Next, we want to fill in the Reference information. We know the date, so we can again enter "from 1 April 1901 to 2 April 1901". The next line is more complicated and the heading "Volume/Page" doesn't really do justice to what is truly required. Keep in mind that the idea is to put sufficient information so that someone reading your source information (even you, years later!) can use it to find the source material for his- or herself. We will need to capture the information from the title lines, so we should enter "Ontario, Schedule 1, District 129, Sub-district a, Division 2, East Toronto Village, Page 2", but that is a little verbose. It is acceptable to use abbreviations for common terms, so "Ont., sched. 1, dist. 129, s.dist. a-2, East Toronto Village, p. 2" is sufficient. Before we leave this section, however, we need to record the entry for my grandfather. His name was Robert Bruce Spafford and you can see his entry on line 21. We'll record the whole entry for the family (number 16) giving us:

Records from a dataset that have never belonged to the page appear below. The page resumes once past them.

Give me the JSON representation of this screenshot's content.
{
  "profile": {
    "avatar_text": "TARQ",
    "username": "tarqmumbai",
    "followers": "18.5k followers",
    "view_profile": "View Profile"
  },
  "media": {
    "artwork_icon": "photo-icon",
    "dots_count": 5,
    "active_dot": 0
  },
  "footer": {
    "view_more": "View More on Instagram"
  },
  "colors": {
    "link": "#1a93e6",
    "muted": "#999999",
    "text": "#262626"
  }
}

Ont., sched. 1, dist. 129, s.dist. a-2, East Toronto Village, p. 2, dwel. 16, fam. 16, lines 17-22
Add source repository
What is a repository? Well, suppose you had the information in the shared source information and the source reference. If you were familiar with Canadian archival material, you could probably find the source readily enough. However, what if you were from another country and wanted to find this source? You'd need to know where to go to find it! That's what a repository is: a place to go to see the source material.

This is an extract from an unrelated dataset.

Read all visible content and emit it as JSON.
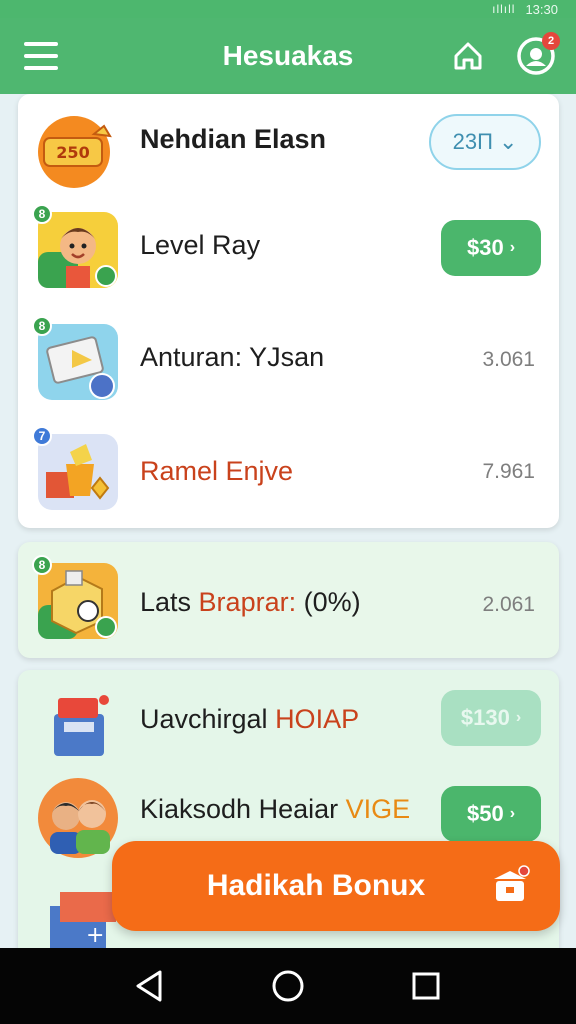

In our case, we have at least two repositories for this source:
- The actual, bricks-and-mortar Canadian Archive
- The website where we found the census information online
It is not a bad idea to record both, but at the very least you will want to record the second. For the sake of this exercise, let's add both! While we are editing the source, we click on the Repositories tab, then click on the '+' button to add a new repository. As with the source information, we start with the Shared Information section. Under Name, we enter "Library and Archives Canada". Under Type, we choose "Archive" from the drop-down list. As with the source, we'll let gramps choose a unique ID.
Next, we'll click on the Addresses tab, where we can enter the default address of the archive, which is 395 Wellington Street Ottawa, ON K1A 0N4, CANADA and the phone number (1-866-578-7777). It's a good idea to put the dates on which the address is valid, so fill in today's date. Next, click on the Internet tab, where we can fill in the website information (www.collectionscanada.gc.ca).
Now, we'll fill in the Repository Reference section. The media type is "Film" and the Call number is obtained from the web site: "RG31, Microfilm reel T-6506".